The prayer consists of a series of scriptural verses which include the Kedusha and its Aramaic translation, and two ancient prayers embodying an aspiration for enlightenment and messianic Redemption. It is always preceded immediately or closely by Ashrei (Psalm 145).


Shulchan Aruch rules that in shacharit, one should not leave the synagogue before Uva letzion.[1]

Uva letzion is not chanted at length; the greater portion is read in an undertone after the Chazzan has intoned the introductory lines. The chant for these, in the ritual of the Ashkenazim, is founded on the prayer-motive of Shabbat afternoon service. In Sephardic tradition, there is employed a special chant, of which a variant is used for Psalm 16, recited shortly afterward, at the expiration of Shabbat. In the frequent repetition of a short phrase, and the modification of it to fit the text, it reproduces the chief peculiarity of the worship-music traceable to a Spanish source earlier than 1492.
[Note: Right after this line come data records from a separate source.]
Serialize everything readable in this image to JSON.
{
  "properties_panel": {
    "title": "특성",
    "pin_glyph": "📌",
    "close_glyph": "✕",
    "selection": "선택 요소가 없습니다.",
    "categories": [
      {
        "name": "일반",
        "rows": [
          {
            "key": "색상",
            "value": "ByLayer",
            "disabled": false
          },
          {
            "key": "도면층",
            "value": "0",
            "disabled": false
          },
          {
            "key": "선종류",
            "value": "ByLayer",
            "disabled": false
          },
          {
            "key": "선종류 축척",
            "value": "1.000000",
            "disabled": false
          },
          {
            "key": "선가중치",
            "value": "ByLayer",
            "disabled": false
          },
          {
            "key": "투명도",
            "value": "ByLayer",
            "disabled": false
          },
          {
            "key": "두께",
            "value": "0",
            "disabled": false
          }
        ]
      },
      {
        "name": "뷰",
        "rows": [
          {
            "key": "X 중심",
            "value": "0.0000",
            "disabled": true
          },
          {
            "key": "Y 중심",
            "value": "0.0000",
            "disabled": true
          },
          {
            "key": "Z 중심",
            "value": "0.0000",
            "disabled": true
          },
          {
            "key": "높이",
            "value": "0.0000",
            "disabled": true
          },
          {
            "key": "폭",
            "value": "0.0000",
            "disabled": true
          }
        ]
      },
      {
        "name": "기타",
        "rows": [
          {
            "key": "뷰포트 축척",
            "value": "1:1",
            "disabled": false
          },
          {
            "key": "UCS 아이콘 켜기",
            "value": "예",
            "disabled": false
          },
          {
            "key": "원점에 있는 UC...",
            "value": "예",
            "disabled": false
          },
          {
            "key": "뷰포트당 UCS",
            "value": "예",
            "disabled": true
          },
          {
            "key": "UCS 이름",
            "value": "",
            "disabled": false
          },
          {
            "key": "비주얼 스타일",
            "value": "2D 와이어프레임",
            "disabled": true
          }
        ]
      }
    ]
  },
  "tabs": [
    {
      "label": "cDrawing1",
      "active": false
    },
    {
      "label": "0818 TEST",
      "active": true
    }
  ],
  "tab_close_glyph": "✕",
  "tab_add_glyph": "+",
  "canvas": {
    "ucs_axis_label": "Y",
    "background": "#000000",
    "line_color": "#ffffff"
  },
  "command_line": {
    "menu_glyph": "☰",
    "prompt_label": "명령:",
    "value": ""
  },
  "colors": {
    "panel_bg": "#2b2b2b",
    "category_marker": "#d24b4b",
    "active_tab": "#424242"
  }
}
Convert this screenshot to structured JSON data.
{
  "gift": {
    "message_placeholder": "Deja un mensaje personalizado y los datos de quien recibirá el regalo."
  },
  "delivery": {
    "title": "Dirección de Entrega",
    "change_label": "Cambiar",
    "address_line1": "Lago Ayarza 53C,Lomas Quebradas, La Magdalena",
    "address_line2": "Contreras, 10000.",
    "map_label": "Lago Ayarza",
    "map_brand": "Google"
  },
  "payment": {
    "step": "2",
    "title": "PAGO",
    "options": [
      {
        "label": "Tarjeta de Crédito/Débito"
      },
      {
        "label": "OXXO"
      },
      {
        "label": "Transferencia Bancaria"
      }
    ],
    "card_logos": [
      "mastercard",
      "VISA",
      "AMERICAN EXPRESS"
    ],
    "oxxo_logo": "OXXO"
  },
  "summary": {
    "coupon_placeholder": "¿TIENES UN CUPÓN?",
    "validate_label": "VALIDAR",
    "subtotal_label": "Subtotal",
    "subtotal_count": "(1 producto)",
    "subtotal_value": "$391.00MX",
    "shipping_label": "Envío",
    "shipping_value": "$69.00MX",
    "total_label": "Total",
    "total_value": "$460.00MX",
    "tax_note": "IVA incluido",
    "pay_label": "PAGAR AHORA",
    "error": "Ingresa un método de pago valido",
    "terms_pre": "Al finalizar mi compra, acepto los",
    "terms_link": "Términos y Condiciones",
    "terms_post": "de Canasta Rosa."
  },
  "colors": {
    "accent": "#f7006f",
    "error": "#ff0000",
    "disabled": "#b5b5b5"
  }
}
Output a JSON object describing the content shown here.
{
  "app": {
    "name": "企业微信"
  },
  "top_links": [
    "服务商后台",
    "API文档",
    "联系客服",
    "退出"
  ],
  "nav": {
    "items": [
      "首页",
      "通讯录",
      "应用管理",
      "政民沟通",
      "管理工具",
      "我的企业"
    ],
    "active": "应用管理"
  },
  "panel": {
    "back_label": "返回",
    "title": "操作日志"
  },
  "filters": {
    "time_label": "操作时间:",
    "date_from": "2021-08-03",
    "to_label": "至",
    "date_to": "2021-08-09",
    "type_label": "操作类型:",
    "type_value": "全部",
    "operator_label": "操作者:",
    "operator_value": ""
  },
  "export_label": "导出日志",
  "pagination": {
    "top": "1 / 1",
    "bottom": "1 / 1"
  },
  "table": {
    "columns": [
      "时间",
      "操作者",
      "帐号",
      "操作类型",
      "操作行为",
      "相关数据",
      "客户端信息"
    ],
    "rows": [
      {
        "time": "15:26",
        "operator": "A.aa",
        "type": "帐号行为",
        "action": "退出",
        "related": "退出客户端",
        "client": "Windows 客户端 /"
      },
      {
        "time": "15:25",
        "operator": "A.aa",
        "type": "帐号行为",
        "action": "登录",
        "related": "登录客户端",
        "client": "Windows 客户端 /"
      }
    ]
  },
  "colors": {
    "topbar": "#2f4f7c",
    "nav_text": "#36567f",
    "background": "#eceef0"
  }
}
 This article incorporates text from a publication now in the public domainSinger, Isidore; et al., eds. (1901–1906). "U-BA LE-ẒIYYON". The Jewish Encyclopedia. New York: Funk & Wagnalls.